By Yekaterina Yezhova
MOSCOW, Dec 25 (PRIME) -- Online cinemas, occupying over two thirds of the Russian market of online video services, see huge potential in the pay model as people are getting less reluctant to spend cash on films and series. Revenue of e-cinemas could gallop up to 40.5% in 2017 to some 11 billion rubles, while the whole market gained only 16% to 13.64 billion rubles, experts and companies said.
“The figure of 13.64 billion rubles is a preliminary one,” Maria Saykina, an analyst at the Russian Association for Electronic Communications (RAEC), told PRIME. Online cinemas accounted for 70% of the 2016 online services market, or 7.83 billion rubles, according to a research conducted by RAEC jointly with online cinema Okko.
Revenue of online cinemas increased 45% on the year in January–June, Saykina said, citing researcher J’son & Partners Consulting.
“All major online cinemas reported an increase in January–September revenue. For example, Ivi’s turnover reached 1.7 billion rubles, which is more than for the whole 2016, the trend was also mentioned by Megogo.

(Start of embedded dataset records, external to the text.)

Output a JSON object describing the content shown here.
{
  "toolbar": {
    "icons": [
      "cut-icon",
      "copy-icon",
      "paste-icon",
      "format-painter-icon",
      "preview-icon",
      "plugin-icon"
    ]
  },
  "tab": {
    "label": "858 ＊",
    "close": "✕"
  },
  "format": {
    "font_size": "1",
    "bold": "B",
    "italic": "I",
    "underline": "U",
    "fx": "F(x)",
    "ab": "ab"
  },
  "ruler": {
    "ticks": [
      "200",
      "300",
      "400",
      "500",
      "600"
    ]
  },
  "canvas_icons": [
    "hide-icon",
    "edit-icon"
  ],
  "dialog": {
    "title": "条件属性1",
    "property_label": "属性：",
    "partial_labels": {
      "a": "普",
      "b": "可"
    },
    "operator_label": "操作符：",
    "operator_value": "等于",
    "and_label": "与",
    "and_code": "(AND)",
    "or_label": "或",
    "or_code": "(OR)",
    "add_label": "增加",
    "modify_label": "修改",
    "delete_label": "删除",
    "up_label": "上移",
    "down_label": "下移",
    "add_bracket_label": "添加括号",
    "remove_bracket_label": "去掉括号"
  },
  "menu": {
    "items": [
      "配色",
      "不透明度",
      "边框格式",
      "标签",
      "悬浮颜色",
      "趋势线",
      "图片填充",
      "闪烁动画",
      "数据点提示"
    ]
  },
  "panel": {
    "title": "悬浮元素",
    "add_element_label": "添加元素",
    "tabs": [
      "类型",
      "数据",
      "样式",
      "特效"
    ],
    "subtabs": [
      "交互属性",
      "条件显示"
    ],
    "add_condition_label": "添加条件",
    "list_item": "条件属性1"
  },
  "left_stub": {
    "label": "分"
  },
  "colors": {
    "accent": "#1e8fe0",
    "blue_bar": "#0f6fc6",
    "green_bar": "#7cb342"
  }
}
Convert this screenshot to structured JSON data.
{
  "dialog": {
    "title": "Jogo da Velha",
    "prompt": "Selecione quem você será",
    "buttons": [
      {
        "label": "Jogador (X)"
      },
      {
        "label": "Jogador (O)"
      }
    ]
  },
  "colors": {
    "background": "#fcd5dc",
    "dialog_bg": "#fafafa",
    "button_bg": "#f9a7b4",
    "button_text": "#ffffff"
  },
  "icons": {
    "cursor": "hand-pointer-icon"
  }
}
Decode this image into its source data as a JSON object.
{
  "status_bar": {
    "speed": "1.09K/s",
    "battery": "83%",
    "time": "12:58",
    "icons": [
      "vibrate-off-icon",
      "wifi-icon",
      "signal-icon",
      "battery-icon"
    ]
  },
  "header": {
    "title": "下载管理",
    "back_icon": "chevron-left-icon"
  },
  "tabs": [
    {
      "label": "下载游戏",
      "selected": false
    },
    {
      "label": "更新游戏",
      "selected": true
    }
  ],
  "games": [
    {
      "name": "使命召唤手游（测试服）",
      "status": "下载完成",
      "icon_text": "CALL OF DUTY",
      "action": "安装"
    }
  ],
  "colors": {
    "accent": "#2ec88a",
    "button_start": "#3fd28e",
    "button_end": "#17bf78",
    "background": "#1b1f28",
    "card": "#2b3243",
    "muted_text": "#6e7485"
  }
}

TVzavr hopes to raise its turnover to 500 million rubles in 2017 from 275 million rubles in 2016. In total, the sector of online cinemas could be from 9.6 to 11 billion rubles this year, which makes its share of the online video services market even bigger than in 2016,” the RAEC analyst said.
The biggest players as of the end of 2016 were online cinemas Ivi with 33%, Okko with 16%, Megogo with 13%, Amediateka with 8%, and TVzavr with 5%.
The market of online cinemas is well consolidated, and the main players tend to keep their positions as of the end of 2017, although slight changes are possible. “Ivi maintains leadership by revenue and audience. Okko and Megogo follow. Amediateka and TVzavr also keep their footing,” Saykina said.
Okko’s General Director Ivan Grodetsky said it can be concluded from the RAEC study that the market of online video services working in the legal segment has a significant potential to advance on the local market in the coming years.
The audience of online video in the country was at 69.3 million people or 47% of the country’s population as of the end of 2016. The experts also noted how the audience of legal online cinemas has expanded, rising to 39.6 million people as of the end of 2017 from 21.7 million people in 2013.
“Despite the fact that the bulk of big online cinemas working in Russia mostly use the advertising model of monetization, multiple experts and spokespeople for online cinemas see a growing number of those paying for content,” RAEC said in the research.
As of the end of March, 3 million people paid for content, and the number of pay transactions in 2016 was at 15–20 million. On the whole, user payments in local online cinemas reached 2.34 billion rubles in 2016.
“The upward trend of a pay model is in the focus of the business related to digital video content. If compared to Western analogues, due to certain historical reasons, we’re far behind by pay model monetization, but we will actively catch up with Western markets,” Ivi’s Director for strategic analytics Ivan Grinin said, as quoted in the RAEC presentation on the 2017 digital economy.
“The first half of 2017 witnessed a historic moment when the pay model exceeded the advertising one by money. We see several main drivers in this process. First, it is content. Exclusive digital premieres, own production, deals with television channels. Second, it is an active use of big data for a better understanding of consumer demands, in particular, the development of a recommendations service.
“One more key driver is the evolution of smart TV (a television set with the integrated Internet and interactive features): almost all TV sets will turn into smart ones and will be connected to the Internet during the nearest years. Already now smart TV is the best platform to monetize paid content. War on piracy also plays an important role.”
However, the level of illegal content consumption is still high. According to consulting company EY, 4.5 million people, or 80% of a daily audience of long and medium-length videos watch films and series on illegal Web sites.
Meanwhile, a poll conducted earlier in 2017 by non-commercial Regional Public Center of Internet Technologies (ROCIT) showed that 71% of users are ready to pay for legal content, and 38% already to buy or rent out film or series watching.
RAEC counted that 83% of viewers of online cinemas prefer a free model of content consumption with advertisements, and only 3% buy a paid subscription. An average price most of users are ready to pay for a unit of content is 50–100 rubles.
Digital windows, or timeframes between the release of a film in cinemas and in the Internet, shortened to six–eight weeks at present from 16 weeks five years ago, RAEC said.
The experts and market players earmarked growth drivers for the online video services market, which comprised deepening of Internet penetration and development of 3G and LTE connection standards; development of payment systems; a higher level and a wider range of services; poor quality of piracy Web sites; and evolution of new technologies, like virtual reality, and others.
Restricting factors include an insufficient level of digital literacy of users; a high level of illegal consumption; relatively high costs of content and services; competition among other online entertainment and services, like games and social networks; and excessive regulation.
(58.3152 rubles – U.S. $1)